The Foundation is also soliciting proposals for the Symposium's afternoon exchange sessions, which are designed to engage and offer tangible information or resources around behavioral health that attendees can apply to their own work in creating a healthier and more equitable Colorado. The deadline for submitting exchange session proposals [http://www.tfaforms.com/4660657] is also March 14.
The Colorado Health Foundation is focused on strengthening bodies, minds and communities in the fight for health equity. Learn more about their work here.
Economic Development organizations around the region have been sharing their monthly and/or quarterly reports that provide a snapshot of economic activity in labor and employment, the consumer sector and residential and commercial real estate.
Metro Denver EDC - February 2018 - Monthly Economic Indicators
Metro Denver recorded a 10.2 percent decrease in foreclosures in December over the prior month and an 18.6 percent decrease over the year-ago level.
Employment in Metro Denver rose 2.1 percent between December 2016 and 2017, or an additional 34,100 jobs during the period.
The average rent for apartments decreased while vacancy rates rose to their highest level in seven years for the fourth quarter of 2017 as thousands of new apartments became available in the metro area.
View the indicators online – www.metrodenver.org
Douglas County and Research Development Partners shared their 3rd Quarter 2017 Economic Development report
A few notables include:
Download the report:

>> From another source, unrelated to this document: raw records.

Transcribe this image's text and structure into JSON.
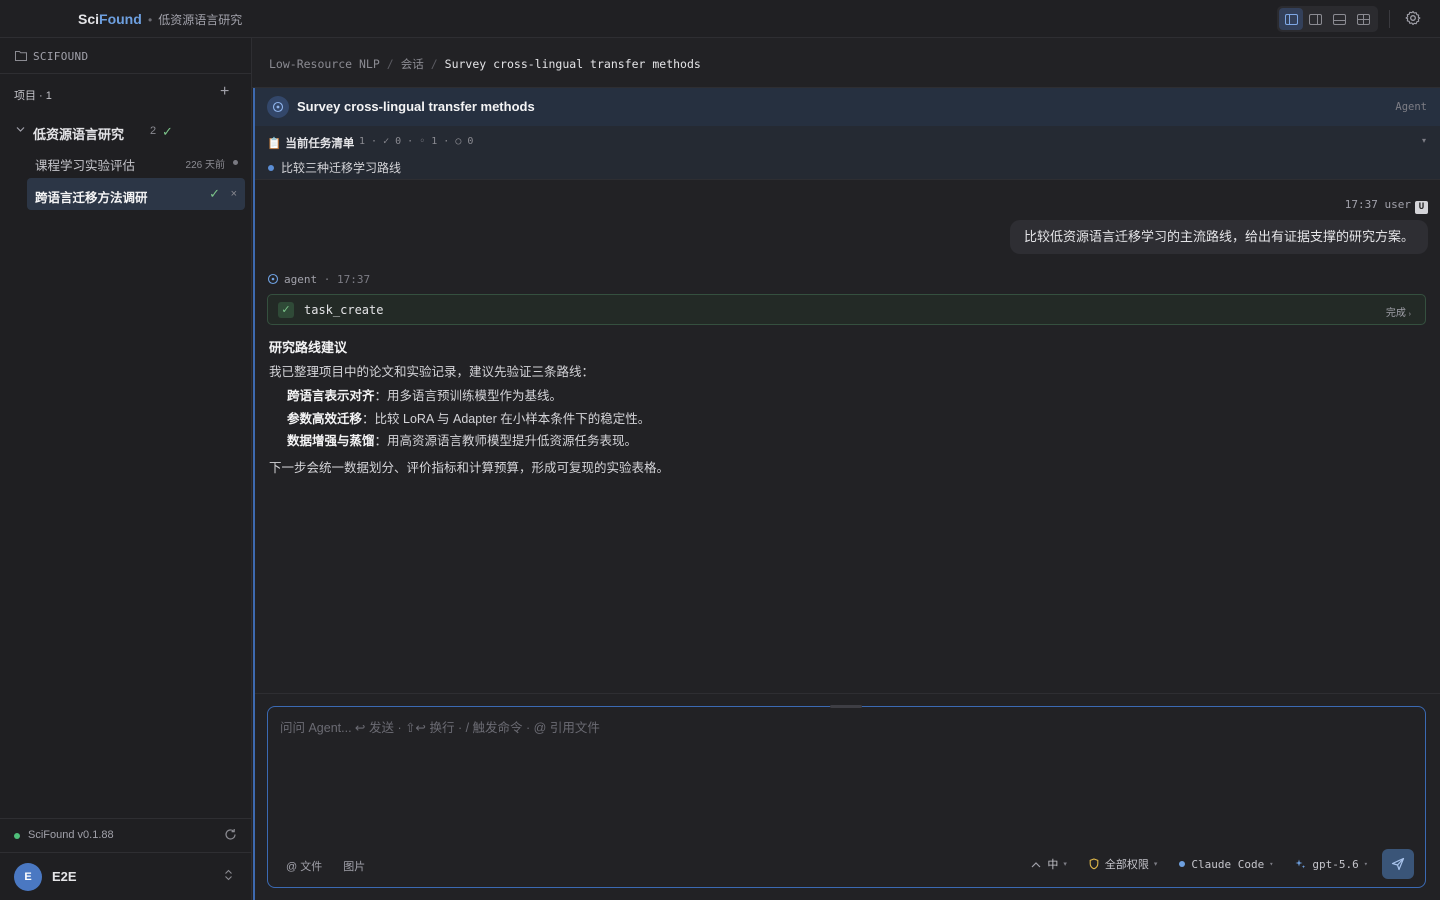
{
  "app": {
    "brand_sci": "Sci",
    "brand_found": "Found",
    "current_project": "低资源语言研究"
  },
  "sidebar": {
    "workspace_label": "SCIFOUND",
    "projects_header": "项目 · 1",
    "group": {
      "name": "低资源语言研究",
      "count": "2",
      "status": "✓"
    },
    "sessions": [
      {
        "title": "课程学习实验评估",
        "meta": "226 天前",
        "active": false
      },
      {
        "title": "跨语言迁移方法调研",
        "meta": "✓",
        "close": "×",
        "active": true
      }
    ],
    "version": "SciFound v0.1.88",
    "user": {
      "initial": "E",
      "name": "E2E"
    }
  },
  "breadcrumb": {
    "project": "Low-Resource NLP",
    "section": "会话",
    "current": "Survey cross-lingual transfer methods"
  },
  "session": {
    "title": "Survey cross-lingual transfer methods",
    "role": "Agent"
  },
  "tasks": {
    "header": "当前任务清单",
    "stats": "1 · ✓ 0 · ◦ 1 · ○ 0",
    "items": [
      "比较三种迁移学习路线"
    ]
  },
  "messages": {
    "user": {
      "time": "17:37",
      "who": "user",
      "badge": "U",
      "text": "比较低资源语言迁移学习的主流路线，给出有证据支撑的研究方案。"
    },
    "agent": {
      "who": "agent",
      "time": "17:37",
      "tool_name": "task_create",
      "tool_status": "完成",
      "heading": "研究路线建议",
      "intro": "我已整理项目中的论文和实验记录，建议先验证三条路线：",
      "points": [
        {
          "bold": "跨语言表示对齐",
          "text": "：用多语言预训练模型作为基线。"
        },
        {
          "bold": "参数高效迁移",
          "text": "：比较 LoRA 与 Adapter 在小样本条件下的稳定性。"
        },
        {
          "bold": "数据增强与蒸馏",
          "text": "：用高资源语言教师模型提升低资源任务表现。"
        }
      ],
      "outro": "下一步会统一数据划分、评价指标和计算预算，形成可复现的实验表格。"
    }
  },
  "composer": {
    "placeholder": "问问 Agent... ↩ 发送 · ⇧↩ 换行 · / 触发命令 · @ 引用文件",
    "file_label": "@ 文件",
    "image_label": "图片",
    "effort": "中",
    "permission": "全部权限",
    "agent": "Claude Code",
    "model": "gpt-5.6"
  },
  "colors": {
    "accent": "#3b6ab3",
    "success": "#7cc48a",
    "avatar": "#4a78c2"
  }
}
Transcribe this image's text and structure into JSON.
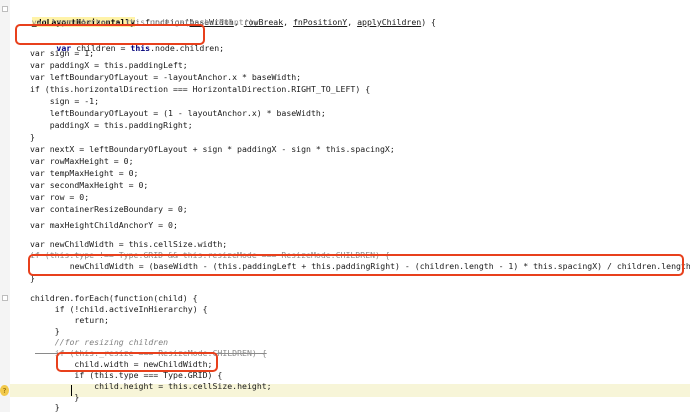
{
  "editor": {
    "lines": {
      "l1": "_doLayoutHorizontally",
      "l1_rest": ": function(",
      "l1_p1": "baseWidth",
      "l1_p2": "rowBreak",
      "l1_p3": "fnPositionY",
      "l1_p4": "applyChildren",
      "l1_end": ") {",
      "l2": "    var layoutAnchor = this.node.getAnchorPoint();",
      "l3a": "    var",
      "l3b": " children = ",
      "l3c": "this",
      "l3d": ".node.children;",
      "l5": "var sign = 1;",
      "l6": "var paddingX = this.paddingLeft;",
      "l7": "var leftBoundaryOfLayout = -layoutAnchor.x * baseWidth;",
      "l8": "if (this.horizontalDirection === HorizontalDirection.RIGHT_TO_LEFT) {",
      "l9": "    sign = -1;",
      "l10": "    leftBoundaryOfLayout = (1 - layoutAnchor.x) * baseWidth;",
      "l11": "    paddingX = this.paddingRight;",
      "l12": "}",
      "l14": "var nextX = leftBoundaryOfLayout + sign * paddingX - sign * this.spacingX;",
      "l15": "var rowMaxHeight = 0;",
      "l16": "var tempMaxHeight = 0;",
      "l17": "var secondMaxHeight = 0;",
      "l18": "var row = 0;",
      "l19": "var containerResizeBoundary = 0;",
      "l21": "var maxHeightChildAnchorY = 0;",
      "l23": "var newChildWidth = this.cellSize.width;",
      "l24": "if (this.type !== Type.GRID && this.resizeMode === ResizeMode.CHILDREN) {",
      "l25": "    newChildWidth = (baseWidth - (this.paddingLeft + this.paddingRight) - (children.length - 1) * this.spacingX) / children.length;",
      "l26": "}",
      "l28": "children.forEach(function(child) {",
      "l29": "    if (!child.activeInHierarchy) {",
      "l30": "        return;",
      "l31": "    }",
      "l32": "    //for resizing children",
      "l33": "    if (this._resize === ResizeMode.CHILDREN) {",
      "l34": "        child.width = newChildWidth;",
      "l35": "        if (this.type === Type.GRID) {",
      "l36": "            child.height = this.cellSize.height;",
      "l37": "        }",
      "l38": "    }"
    },
    "gutter_marker": "?",
    "colors": {
      "highlight_box": "#e8401c",
      "current_line": "#f7f5d8",
      "keyword": "#000080",
      "field": "#5b0f9a",
      "number": "#0000ff",
      "comment": "#808080"
    }
  }
}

The City of Centennial is currently gathering community input for the third and final phase of the City’s Comprehensive Plan, Centennial NEXT. Residents and businesses are invited to provide feedback on the what they would like to see “next” in Centennial as neighborhood shopping centers evolve, intersections along the Central Arapahoe Road Corridor (S. Quebec St. to S. Parker St.) change and future transportation options along E. Arapahoe Road become available. During the community input events, City staff will be available to discuss outcomes from phase one and phase two of the planning process and gather additional feedback to inform future policy decisions related to the Plan.
Give us your feedback! Stop by anytime.
Thursday, March 15
11 a.m. – 1 p.m.
Starbucks, 11703 E. Arapahoe Rd.
Whole Foods Market, The Streets at SouthGlenn, 6853 S York St., Suite 119
6 – 8 p.m.
Growler USA, 11405 E. Briarwood Ave. Suite 100
**$2.00 off a beverage when you take our survey**
Friday, March 16
Trails Recreation Center, 16799 E. Lake Ave.
Tuesday, March 20
7 – 9 a.m.
303 Coffee, 8283 S. Akron St. Suite 170
11 a.m. – 1 p.m.
Starbucks, 11703 E. Arapahoe Rd.
6 – 8 p.m.
Two Penguins Tap & Grill, 13065 E. Briarwood Ave.
**$1.00 off any draft beer, wine or cocktail when you take our survey**
Halfpenny Brewing Company, 5150 E. Arapahoe Rd.
**$1.00 off a beer when you take our survey**
If you aren’t able to attend the public outreach, please take a short survey.
Centennial NEXT will guide our approach to preserving, enhancing and growing Centennial’s neighborhoods in a way that promotes mutual prosperity, coordinated public investment and a healthy environment. The plan will promote quality of life, a sense of community, economic vitality, supporting infrastructure and responsible government that leaves a legacy for future generations.
For additional information please visit centennialco.gov/centennialnext.